jabber1
10-07-2012, 06:09 AM
thats right ses when I built my shop I used a small railroad track rail buried half in cement as the bottom guide for the door it works great also when I pored my floor I used a thirty foot piece of regular railroad iron put a big clevis on each end and put it down a foot in cement for tie downs to streighen frames and thing use" em all the time----------------------------dave

Those heavy duty tied downs are a great idea. A local machine shop has them poured into their floor. They call them a "dead man" ?????????? You can do a lot of heavy duty straightening with tie downs poured in the floor, some chain, and hydraulic jacks.

jabber1
10-07-2012, 06:22 AM
thats right ses when I built my shop I used a small railroad track rail buried half in cement as the bottom guide for the door it works great also when I pored my floor I used a thirty foot piece of regular railroad iron put a big clevis on each end and put it down a foot in cement for tie downs to streighen frames and thing use" em all the time----------------------------dave

Dave, did you pour the rail in the floor just like it is laid on the track with the top of the rail resting against the inside of the bottom of the door or did you put the rail in edgewise to provide a channel for the inside and outside of the door????????????

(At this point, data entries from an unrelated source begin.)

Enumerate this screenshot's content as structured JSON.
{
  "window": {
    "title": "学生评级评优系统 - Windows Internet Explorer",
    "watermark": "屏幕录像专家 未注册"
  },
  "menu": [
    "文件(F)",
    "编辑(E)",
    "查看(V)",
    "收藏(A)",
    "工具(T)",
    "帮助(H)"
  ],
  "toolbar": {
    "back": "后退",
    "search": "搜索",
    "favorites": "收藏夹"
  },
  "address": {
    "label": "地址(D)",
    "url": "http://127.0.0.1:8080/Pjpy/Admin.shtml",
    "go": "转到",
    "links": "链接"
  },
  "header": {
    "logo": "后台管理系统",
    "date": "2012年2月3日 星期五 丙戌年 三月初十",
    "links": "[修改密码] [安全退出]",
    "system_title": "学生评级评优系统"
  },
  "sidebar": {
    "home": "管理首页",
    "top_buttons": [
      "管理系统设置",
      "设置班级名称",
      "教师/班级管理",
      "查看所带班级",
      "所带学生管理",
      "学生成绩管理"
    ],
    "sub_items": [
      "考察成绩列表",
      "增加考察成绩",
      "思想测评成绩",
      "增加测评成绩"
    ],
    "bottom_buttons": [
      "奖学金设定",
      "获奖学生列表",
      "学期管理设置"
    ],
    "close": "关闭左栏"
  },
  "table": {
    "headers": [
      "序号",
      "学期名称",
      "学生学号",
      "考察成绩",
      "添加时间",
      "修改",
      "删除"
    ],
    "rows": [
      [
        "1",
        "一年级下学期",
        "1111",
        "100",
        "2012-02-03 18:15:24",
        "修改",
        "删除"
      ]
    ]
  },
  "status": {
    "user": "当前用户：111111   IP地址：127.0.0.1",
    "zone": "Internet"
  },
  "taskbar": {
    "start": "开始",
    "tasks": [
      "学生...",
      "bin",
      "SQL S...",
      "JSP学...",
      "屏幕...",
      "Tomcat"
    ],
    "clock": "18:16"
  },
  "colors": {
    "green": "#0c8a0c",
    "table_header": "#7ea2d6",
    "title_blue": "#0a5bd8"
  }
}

I am afraid that the RR track rail placed edgewise andpoured in the floor for sliding door guides wouldn't work so well in an Illinois winter. I think it will fill up with snow that melts to solid ice when the sun hits the snow at side of the shed.

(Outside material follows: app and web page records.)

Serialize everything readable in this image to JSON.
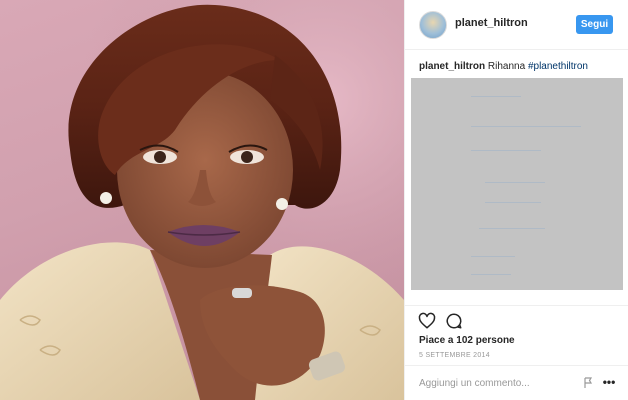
{
  "post": {
    "username": "planet_hiltron",
    "follow_label": "Segui",
    "caption": {
      "username": "planet_hiltron",
      "text": "Rihanna",
      "hashtag": "#planethiltron"
    },
    "likes_text": "Piace a 102 persone",
    "date_text": "5 SETTEMBRE 2014",
    "comment_placeholder": "Aggiungi un commento..."
  },
  "photo": {
    "subject": "painted portrait of a woman with a short auburn bob, purple lipstick, pearl earrings and a cream jacket"
  },
  "icons": {
    "avatar": "avatar-image",
    "like": "heart-icon",
    "comment": "comment-bubble-icon",
    "flag": "flag-icon",
    "more": "more-options-icon"
  },
  "colors": {
    "follow_button": "#3897f0",
    "hashtag": "#003569",
    "redacted_block": "#c3c3c3",
    "background_pink": "#d4a3b1"
  }
}
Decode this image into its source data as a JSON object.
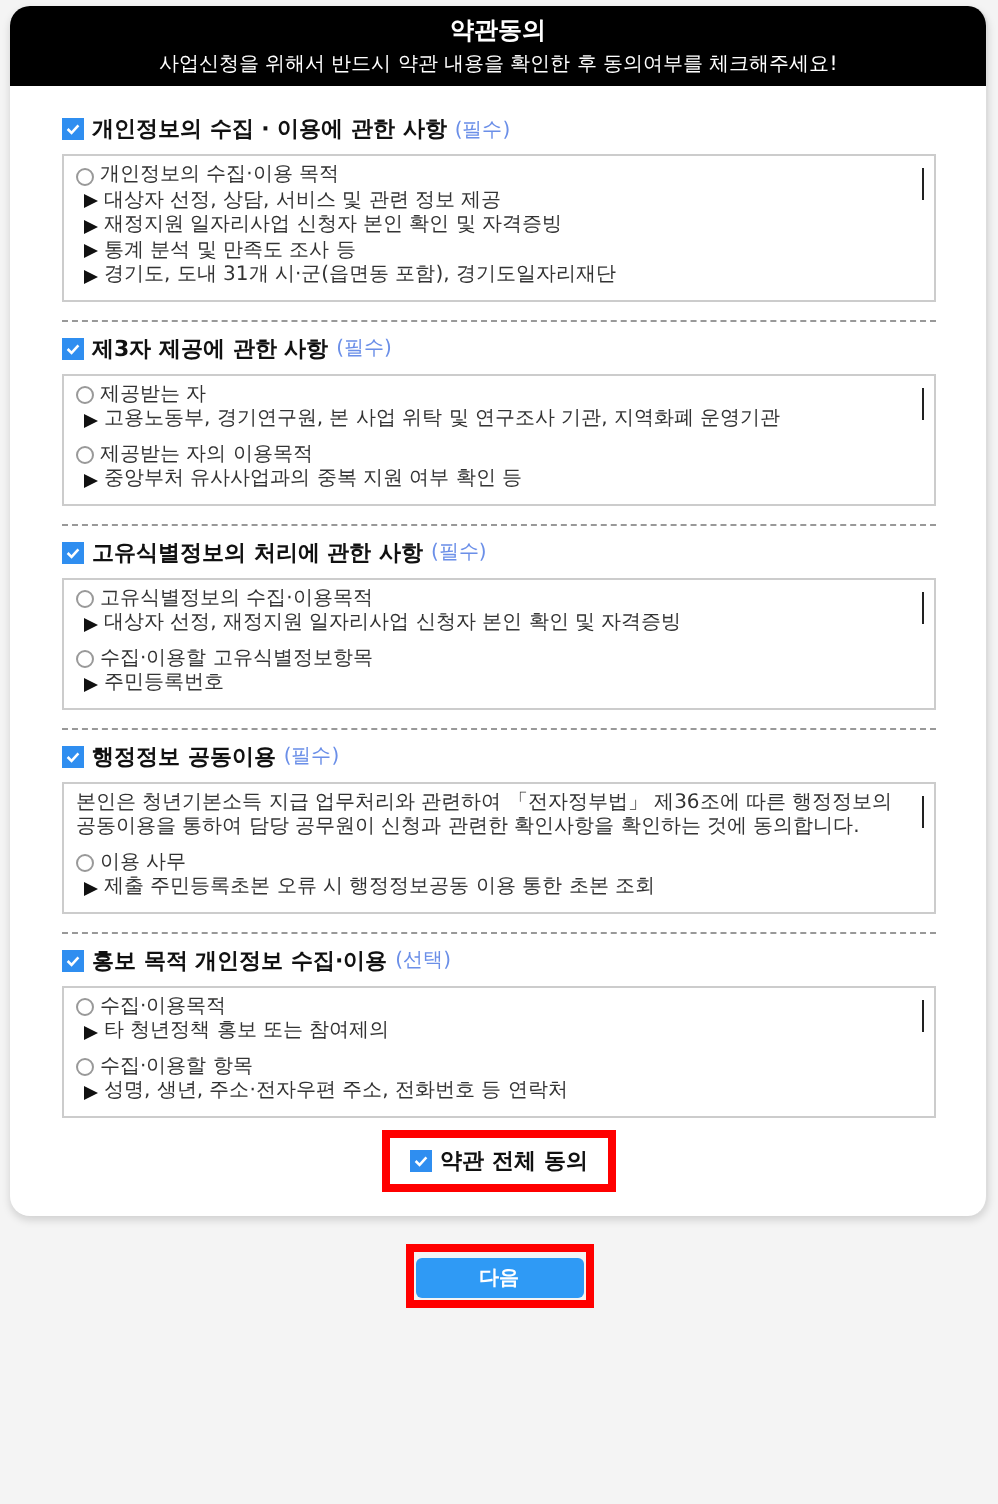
{
  "header": {
    "title": "약관동의",
    "subtitle": "사업신청을 위해서 반드시 약관 내용을 확인한 후 동의여부를 체크해주세요!"
  },
  "sections": [
    {
      "title": "개인정보의 수집 · 이용에 관한 사항",
      "tag": "(필수)",
      "checked": true,
      "lines": [
        {
          "kind": "heading",
          "text": "개인정보의 수집·이용 목적"
        },
        {
          "kind": "bullet",
          "text": "대상자 선정, 상담, 서비스 및 관련 정보 제공"
        },
        {
          "kind": "bullet",
          "text": "재정지원 일자리사업 신청자 본인 확인 및 자격증빙"
        },
        {
          "kind": "bullet",
          "text": "통계 분석 및 만족도 조사 등"
        },
        {
          "kind": "bullet",
          "text": "경기도, 도내 31개 시·군(읍면동 포함), 경기도일자리재단"
        }
      ]
    },
    {
      "title": "제3자 제공에 관한 사항",
      "tag": "(필수)",
      "checked": true,
      "lines": [
        {
          "kind": "heading",
          "text": "제공받는 자"
        },
        {
          "kind": "bullet",
          "text": "고용노동부, 경기연구원, 본 사업 위탁 및 연구조사 기관, 지역화폐 운영기관"
        },
        {
          "kind": "heading",
          "text": "제공받는 자의 이용목적"
        },
        {
          "kind": "bullet",
          "text": "중앙부처 유사사업과의 중복 지원 여부 확인 등"
        }
      ]
    },
    {
      "title": "고유식별정보의 처리에 관한 사항",
      "tag": "(필수)",
      "checked": true,
      "lines": [
        {
          "kind": "heading",
          "text": "고유식별정보의 수집·이용목적"
        },
        {
          "kind": "bullet",
          "text": "대상자 선정, 재정지원 일자리사업 신청자 본인 확인 및 자격증빙"
        },
        {
          "kind": "heading",
          "text": "수집·이용할 고유식별정보항목"
        },
        {
          "kind": "bullet",
          "text": "주민등록번호"
        }
      ]
    },
    {
      "title": "행정정보 공동이용",
      "tag": "(필수)",
      "checked": true,
      "lines": [
        {
          "kind": "paragraph",
          "text": "본인은 청년기본소득 지급 업무처리와 관련하여 「전자정부법」 제36조에 따른 행정정보의 공동이용을 통하여 담당 공무원이 신청과 관련한 확인사항을 확인하는 것에 동의합니다."
        },
        {
          "kind": "heading",
          "text": "이용 사무"
        },
        {
          "kind": "bullet",
          "text": "제출 주민등록초본 오류 시 행정정보공동 이용 통한 초본 조회"
        }
      ]
    },
    {
      "title": "홍보 목적 개인정보 수집·이용",
      "tag": "(선택)",
      "checked": true,
      "lines": [
        {
          "kind": "heading",
          "text": "수집·이용목적"
        },
        {
          "kind": "bullet",
          "text": "타 청년정책 홍보 또는 참여제의"
        },
        {
          "kind": "heading",
          "text": "수집·이용할 항목"
        },
        {
          "kind": "bullet",
          "text": "성명, 생년, 주소·전자우편 주소, 전화번호 등 연락처"
        }
      ]
    }
  ],
  "agree_all": {
    "label": "약관 전체 동의",
    "checked": true
  },
  "next_button": "다음"
}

Here most guys pour the floor inside the door just above the lower edge of the door with a small drop down to the apron a bit below the door. Some put an angle iron on the raised edge and some don't.

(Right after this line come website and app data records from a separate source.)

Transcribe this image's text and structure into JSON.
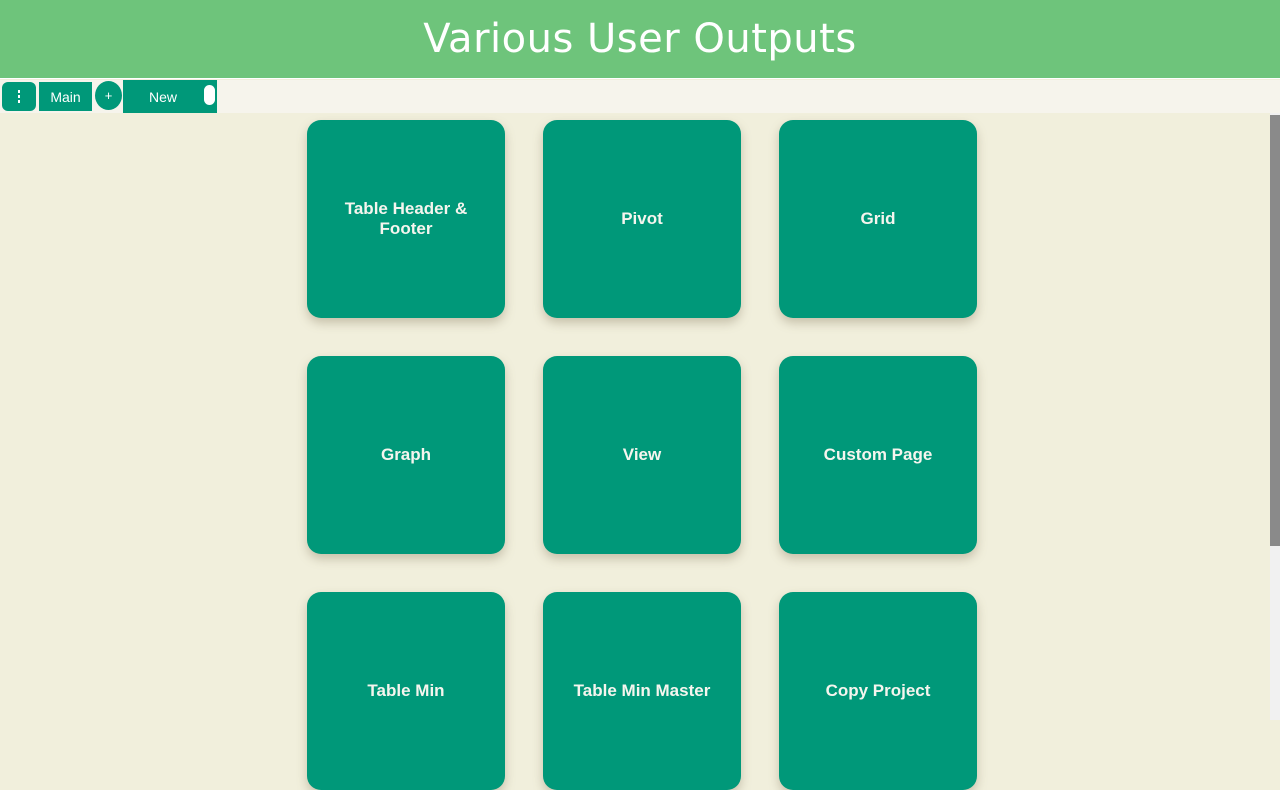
{
  "header": {
    "title": "Various User Outputs"
  },
  "tabbar": {
    "menu_icon": "vertical-dots-icon",
    "main_label": "Main",
    "add_label": "+",
    "new_label": "New"
  },
  "tiles": [
    {
      "label": "Table Header & Footer"
    },
    {
      "label": "Pivot"
    },
    {
      "label": "Grid"
    },
    {
      "label": "Graph"
    },
    {
      "label": "View"
    },
    {
      "label": "Custom Page"
    },
    {
      "label": "Table Min"
    },
    {
      "label": "Table Min Master"
    },
    {
      "label": "Copy Project"
    }
  ],
  "colors": {
    "header_bg": "#6ec47b",
    "tile_bg": "#009879",
    "page_bg": "#f1efdc"
  }
}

I have heard of a few sheds in Indiana where the inside pad and the apron are both the same height with a gap between the slabs just a bit wider than the bottom of the sliding door. The notch in between is wide open all of the way to the bottom of the two slabs. The idea is that the slabs are door guides, instead of a small step down the slabs are the same height with just a gap (smoother to cross for things like a fork lift). Because the gap between the doors is open- the doors are less likely to freeze down. Have any of you seen this approach for pouring concrete on each side of sliding shed doors to reduce freezing down of the doors and making less of a bump????????????

davidm479
10-07-2012, 07:35 AM
no jabber rail side up have no water or snow problem the rail sticks up just enough to hold a channel on the bottom of the door from going side ways very little bump no problem at all---------------------------dave

ses
10-07-2012, 09:54 AM
I think the rails in the floor is a good idea too. I have read of guys cementing two spaced apart a few feet then they weld chain links to it where ever they are needed, then torch/grind the chain links off when they're done.

Jabber I have never seen a door like that but think that would work. Might be a problem with mud getting in the groove then freezing.

verbatime
10-07-2012, 03:03 PM
Dennis, I'll give you a holler in a few days and we'll run down and look, maybe after harvest if it freezes tonight. I'm thinking we're gonna fish plate the I beam on both sides before we go up with the columns. I know you sent an email about the company at Russel making doors. I'll check it out .

Verb I remember the doors at the base....kinda sorta. They rolled on a track like a barn door right?

The rails at the airbase were at the bottom.

verbatime
10-07-2012, 03:15 PM
look on page 45 of this pdf file... the doors run on a rail...
http://egov.ocgov.com/vgnfiles/ocgov/Clerk-Recorder/Docs/Archives/The_Tustin_Hangars.pdf

verbatime
10-07-2012, 03:21 PM
https://sphotos-a.xx.fbcdn.net/hphotos-snc7/486654_10151180655094438_867504086_n.jpg

dennis1
10-07-2012, 04:15 PM
IF ice build up on the rail...you could tie on both ends with a welder and do the same thing they do with frozen pipes...warm
it up. Guessing when it's that nasty, I'm staying inside the house if at all possible.. ;)

davidm479
10-08-2012, 12:13 AM
i"ll see if I can get a picture up tomorrow------------------dave

dennis1
10-12-2012, 08:04 PM
Today makes tomorrow Saturday! ;)